What is the difference between acute and chronic conditions?
Acute and chronic conditions are two distinct categories of health issues that differ in their onset, duration, and characteristics. Here’s a breakdown of the key differences between them:
- Acute Conditions: Acute conditions typically have a sudden and rapid onset. They develop quickly and often manifest with intense and severe symptoms. Examples include a heart attack, a broken bone, or a severe infection.
- Chronic Conditions: Chronic conditions, on the other hand, develop slowly and persist over an extended period, often for months or years. They may have subtle or mild symptoms that gradually worsen. Examples include diabetes, hypertension, and osteoarthritis.

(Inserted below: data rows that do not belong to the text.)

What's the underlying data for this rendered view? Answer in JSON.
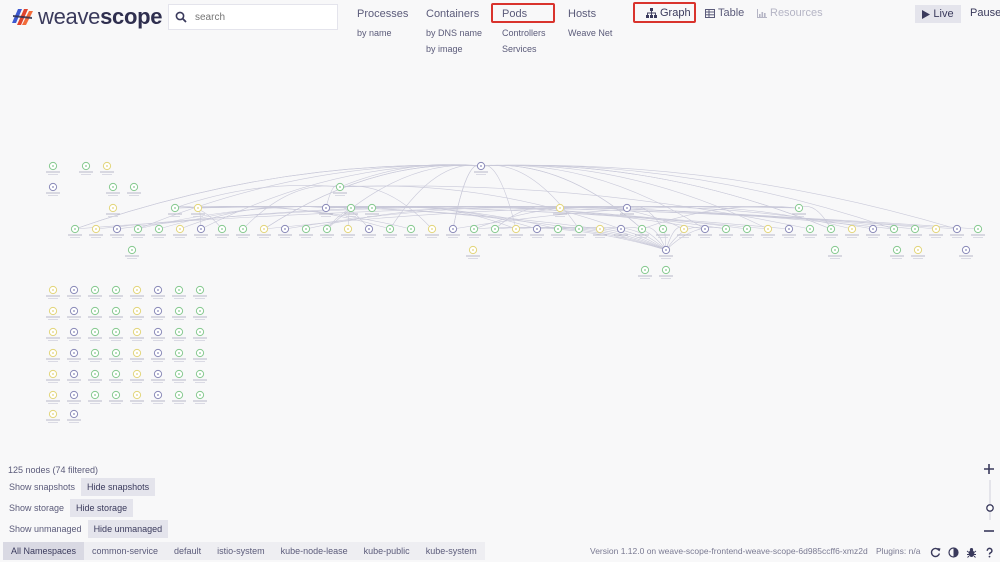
{
  "app": {
    "logo_text_light": "weave",
    "logo_text_bold": "scope",
    "logo_name": "weavescope-logo"
  },
  "search": {
    "placeholder": "search"
  },
  "topologies": [
    {
      "label": "Processes",
      "subs": [
        "by name"
      ]
    },
    {
      "label": "Containers",
      "subs": [
        "by DNS name",
        "by image"
      ]
    },
    {
      "label": "Pods",
      "subs": [
        "Controllers",
        "Services"
      ]
    },
    {
      "label": "Hosts",
      "subs": [
        "Weave Net"
      ]
    }
  ],
  "views": {
    "graph": "Graph",
    "table": "Table",
    "resources": "Resources"
  },
  "controls": {
    "live": "Live",
    "pause": "Pause"
  },
  "status": {
    "nodes": "125 nodes (74 filtered)"
  },
  "options": [
    [
      "Show snapshots",
      "Hide snapshots"
    ],
    [
      "Show storage",
      "Hide storage"
    ],
    [
      "Show unmanaged",
      "Hide unmanaged"
    ]
  ],
  "namespaces": [
    "All Namespaces",
    "common-service",
    "default",
    "istio-system",
    "kube-node-lease",
    "kube-public",
    "kube-system"
  ],
  "footer": {
    "version": "Version 1.12.0 on weave-scope-frontend-weave-scope-6d985ccff6-xmz2d",
    "plugins": "Plugins: n/a"
  },
  "colors": {
    "accent_highlight": "#d9332d",
    "node_green": "#86c98f",
    "node_yellow": "#e2d57a",
    "node_purple": "#8a8ab8",
    "edge": "#c9c9d9"
  },
  "icons": [
    "search-icon",
    "graph-icon",
    "table-icon",
    "resources-icon",
    "play-icon",
    "refresh-icon",
    "contrast-icon",
    "bug-icon",
    "help-icon",
    "zoom-in-icon",
    "zoom-out-icon"
  ]
}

- Acute Conditions: Acute conditions are short-lived and typically resolve within a relatively brief timeframe. They can last from a few days to a few weeks, and once treated, the individual often returns to their previous state of health.
- Chronic Conditions: Chronic conditions are long-lasting and persist for an extended period, often for the rest of a person’s life. They require ongoing management and may not have a cure. Patients with chronic conditions learn to live with and manage their condition over time.
Severity of Symptoms:
- Acute Conditions: Acute conditions often present with severe and intense symptoms that can be debilitating. They may require immediate medical attention due to their seriousness.
- Chronic Conditions: Chronic conditions may have less severe or even mild symptoms initially. However, over time, these symptoms can become more persistent and impact a person’s quality of life.
- Acute Conditions: Acute conditions are typically treated with the goal of alleviating symptoms and curing the underlying cause. Treatment is often focused on immediate interventions, such as surgery, medications, or therapies, to resolve the issue.
- Chronic Conditions: Chronic conditions are managed rather than cured. Treatment for chronic conditions focuses on controlling symptoms, preventing complications, and improving the patient’s quality of life through long-term strategies like medications, lifestyle modifications, and regular medical monitoring.
- Acute Conditions: With appropriate and timely treatment, acute conditions often have a good prognosis. Once the underlying cause is addressed, the patient can recover fully or significantly improve.
- Chronic Conditions: Chronic conditions may not have a cure, and the prognosis varies depending on the condition and its management. Some chronic conditions can be well-controlled, allowing individuals to lead a relatively normal life, while others may lead to disability or complications if not managed effectively.
In summary, the primary differences between acute and chronic conditions lie in their onset, duration, severity of symptoms, treatment approach, and prognosis. Understanding these distinctions is important for healthcare providers, as it informs the approach to diagnosis, treatment, and patient education.